Wow! This is a high risk strategy IMO [I hope they are just bluffing]. India would be better off just to go ahead with normal price and volume negotiations.

Besides the Indian finance problems mentioned in the article, there are also agricultural effects that need to be considered:

Lack of nitrogen is the easiest Liebig Minimum to undesirably achieve because of high gasification rates and water-leaching. Additionally, this element has a tremendous effect on consequent plant yield if non-Liebscher optimized, and I already have high doubts on the amount and quality of India's topsoil testing nationwide.

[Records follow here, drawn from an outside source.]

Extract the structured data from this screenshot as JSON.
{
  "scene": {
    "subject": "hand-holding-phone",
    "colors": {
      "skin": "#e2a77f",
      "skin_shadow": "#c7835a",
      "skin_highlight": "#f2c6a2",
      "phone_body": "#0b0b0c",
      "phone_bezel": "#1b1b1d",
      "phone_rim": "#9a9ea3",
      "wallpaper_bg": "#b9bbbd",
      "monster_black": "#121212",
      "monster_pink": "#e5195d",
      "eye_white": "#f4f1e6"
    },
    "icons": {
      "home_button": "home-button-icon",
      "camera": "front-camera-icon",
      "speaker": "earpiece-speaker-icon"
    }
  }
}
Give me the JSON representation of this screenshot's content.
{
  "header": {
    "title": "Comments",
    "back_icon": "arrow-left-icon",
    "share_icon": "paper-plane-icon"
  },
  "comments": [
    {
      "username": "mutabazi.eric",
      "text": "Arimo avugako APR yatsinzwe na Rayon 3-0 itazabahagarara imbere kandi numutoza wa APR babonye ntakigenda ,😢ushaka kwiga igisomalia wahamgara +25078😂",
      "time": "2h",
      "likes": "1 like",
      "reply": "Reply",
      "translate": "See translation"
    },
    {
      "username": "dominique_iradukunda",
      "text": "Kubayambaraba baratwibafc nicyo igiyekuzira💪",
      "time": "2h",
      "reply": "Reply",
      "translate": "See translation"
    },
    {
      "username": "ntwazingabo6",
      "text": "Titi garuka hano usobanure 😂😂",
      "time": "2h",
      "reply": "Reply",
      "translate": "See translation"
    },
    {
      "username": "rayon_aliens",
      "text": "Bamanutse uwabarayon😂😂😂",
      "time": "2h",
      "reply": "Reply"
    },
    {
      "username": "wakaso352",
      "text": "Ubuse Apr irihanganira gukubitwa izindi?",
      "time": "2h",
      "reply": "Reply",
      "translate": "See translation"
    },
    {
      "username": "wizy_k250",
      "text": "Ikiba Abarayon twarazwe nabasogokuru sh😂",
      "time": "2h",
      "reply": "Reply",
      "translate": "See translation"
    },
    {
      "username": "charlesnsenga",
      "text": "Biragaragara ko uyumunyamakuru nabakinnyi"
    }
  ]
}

Also, I think many subsistence farmers in India do not do legume crop rotation for nitrogen fixation, but repeatedly go for crops needing high urea amounts, thus any residual nitrogen would be quickly exhausted.

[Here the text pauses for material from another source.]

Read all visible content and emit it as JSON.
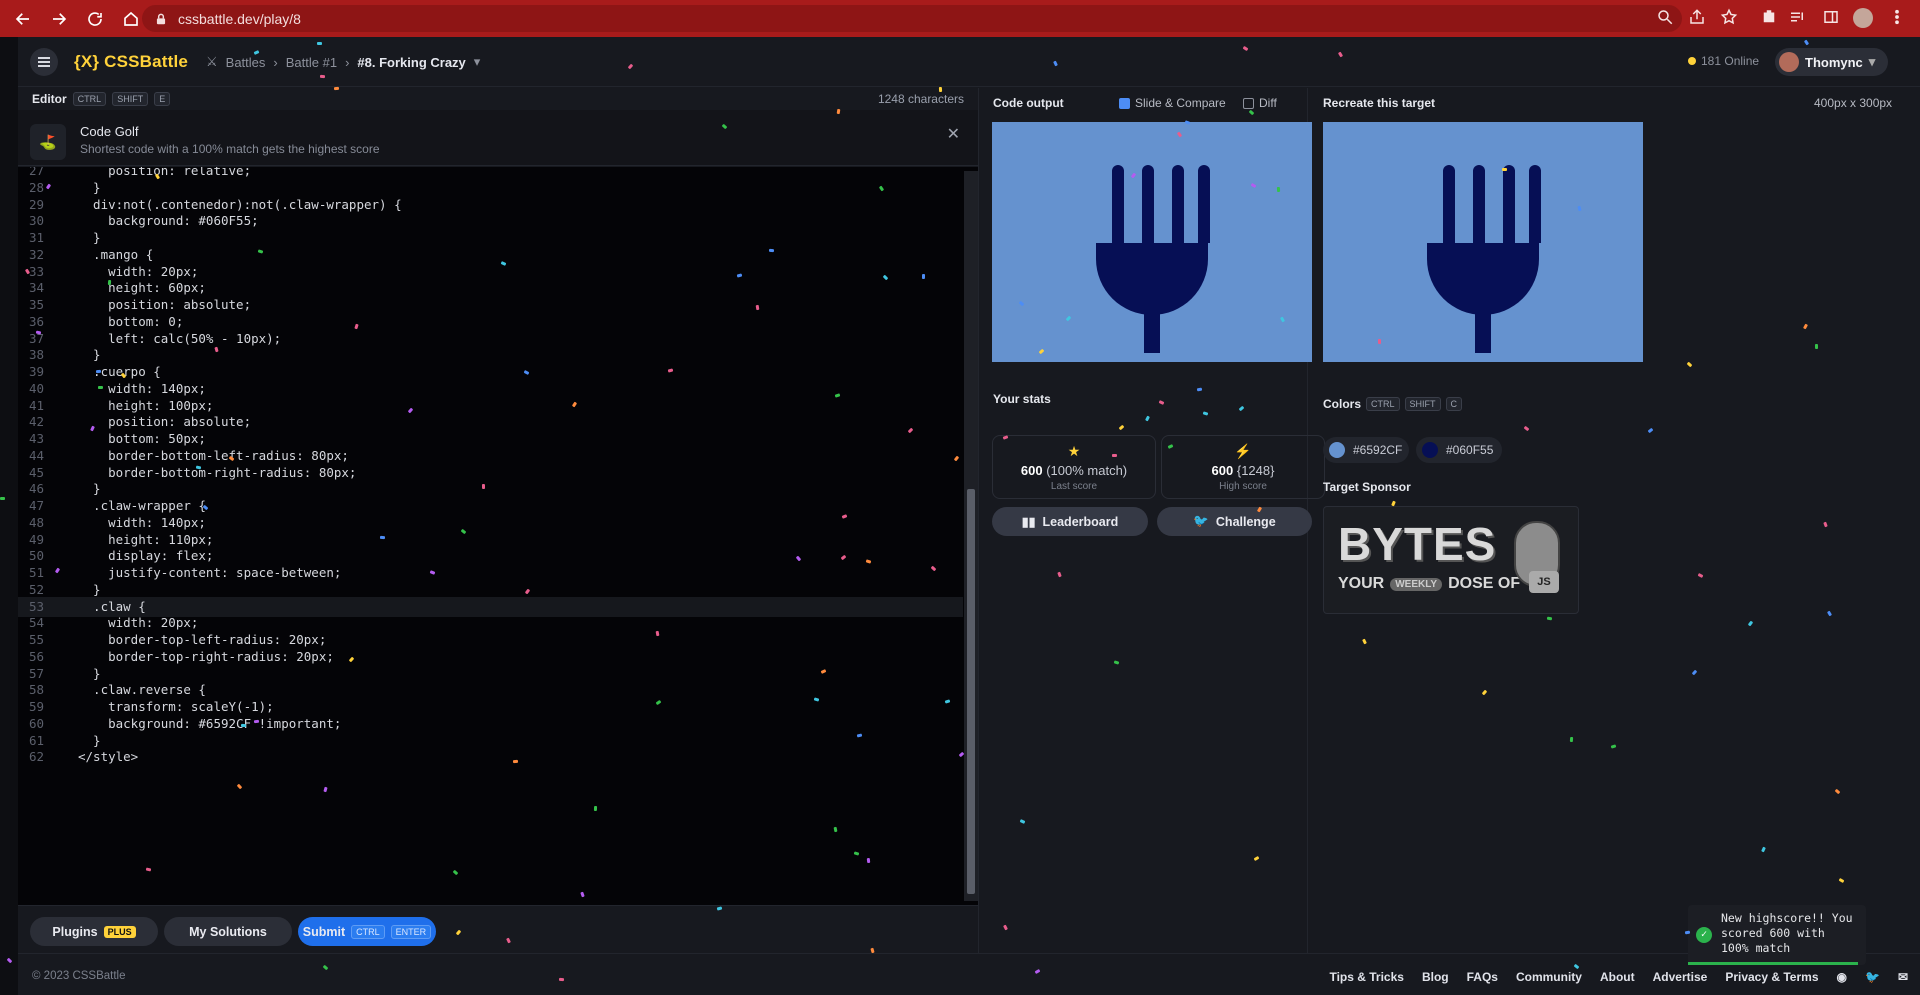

Also, it is far cheaper for a Haber-Bosch ammonia and urea plant to temporarily shutdown [plus sell the natgas elsewhere], than to try and force them to continue production, but sell at a loss. Especially if there is a big spike in natgas pricing coming from shortages this winter [Refer to Rune Likvern's latest keypost]. Another danger might be if production volumes and transport flowrates get badly skewed in relation to to the critical seasonal timeslot for fertilization and sowing of the seeds; in other words, an unnecessary perturbation in the FF/I-NPK latency timecycle to really foul-up JIT delivery.

Next, if India does decide not to import urea, and the dire harvest effects become evident: this is like 'blood in the water' to finance sharks; they will brutally pound the rupee even further plus withdraw their invested funds. Finally, my guess is that communications from govt. to poor farmers is pretty weak: telling them that there is no urea will set off all kinds of farmer rioting and/or suicides--sadly, as evidenced by the many links that I have that posted over time on TOD, these events are already occurring at high rates.

Bob Shaw in Phx,Az Are Humans Smarter than Yeast?

Short sellers were betting the stock of Volkswagon would go down. Then there was news of a buyout by Porsche. The short squeeze that ensued when too many short sellers tried to cover their short positions at once drove the price of VW market cap. up hundreds of billions of dollars. The old adage that those holding long positions in stock can only lose the value of the stock while short sellers might have unlimited risk is proven true today. Some short sellers might have lost the ranch, the farm, the whole enchilada.


My guess would be that the short sellers are likely underwritten by the Government money floating around from Paulson et al, so why should they care?
All they are worried about are their bonuses, which they seem to get regardless of how much money they have lost.